Your objective
Each of the lines below must be retyped character for character.

*** Exercise data Section Begins ***

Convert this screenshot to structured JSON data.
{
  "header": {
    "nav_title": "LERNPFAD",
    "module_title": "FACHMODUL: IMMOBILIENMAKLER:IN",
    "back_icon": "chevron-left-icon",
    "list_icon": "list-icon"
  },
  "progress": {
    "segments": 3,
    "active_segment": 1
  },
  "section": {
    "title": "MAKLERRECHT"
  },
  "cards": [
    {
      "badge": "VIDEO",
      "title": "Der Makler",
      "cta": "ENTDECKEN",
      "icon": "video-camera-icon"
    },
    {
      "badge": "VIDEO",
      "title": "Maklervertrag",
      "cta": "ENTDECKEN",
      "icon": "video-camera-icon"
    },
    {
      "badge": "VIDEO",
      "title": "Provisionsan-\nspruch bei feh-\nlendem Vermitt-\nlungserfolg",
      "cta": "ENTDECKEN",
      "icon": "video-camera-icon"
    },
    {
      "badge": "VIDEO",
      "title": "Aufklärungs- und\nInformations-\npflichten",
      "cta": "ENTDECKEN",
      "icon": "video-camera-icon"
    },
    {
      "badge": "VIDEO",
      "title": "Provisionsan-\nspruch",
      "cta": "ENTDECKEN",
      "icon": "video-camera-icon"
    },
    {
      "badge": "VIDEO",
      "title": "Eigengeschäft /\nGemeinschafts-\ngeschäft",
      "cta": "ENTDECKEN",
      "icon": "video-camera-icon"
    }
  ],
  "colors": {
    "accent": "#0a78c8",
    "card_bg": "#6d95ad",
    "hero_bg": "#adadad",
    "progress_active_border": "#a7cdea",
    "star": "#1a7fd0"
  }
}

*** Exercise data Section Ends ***

Exercise result
Convert this screenshot to structured JSON data.
{
  "header": {
    "nav_title": "LERNPFAD",
    "module_title": "FACHMODUL: IMMOBILIENMAKLER:IN",
    "back_icon": "chevron-left-icon",
    "list_icon": "list-icon"
  },
  "progress": {
    "segments": 3,
    "active_segment": 1
  },
  "section": {
    "title": "MAKLERRECHT"
  },
  "cards": [
    {
      "badge": "VIDEO",
      "title": "Der Makler",
      "cta": "ENTDECKEN",
      "icon": "video-camera-icon"
    },
    {
      "badge": "VIDEO",
      "title": "Maklervertrag",
      "cta": "ENTDECKEN",
      "icon": "video-camera-icon"
    },
    {
      "badge": "VIDEO",
      "title": "Provisionsan-\nspruch bei feh-\nlendem Vermitt-\nlungserfolg",
      "cta": "ENTDECKEN",
      "icon": "video-camera-icon"
    },
    {
      "badge": "VIDEO",
      "title": "Aufklärungs- und\nInformations-\npflichten",
      "cta": "ENTDECKEN",
      "icon": "video-camera-icon"
    },
    {
      "badge": "VIDEO",
      "title": "Provisionsan-\nspruch",
      "cta": "ENTDECKEN",
      "icon": "video-camera-icon"
    },
    {
      "badge": "VIDEO",
      "title": "Eigengeschäft /\nGemeinschafts-\ngeschäft",
      "cta": "ENTDECKEN",
      "icon": "video-camera-icon"
    }
  ],
  "colors": {
    "accent": "#0a78c8",
    "card_bg": "#6d95ad",
    "hero_bg": "#adadad",
    "progress_active_border": "#a7cdea",
    "star": "#1a7fd0"
  }
}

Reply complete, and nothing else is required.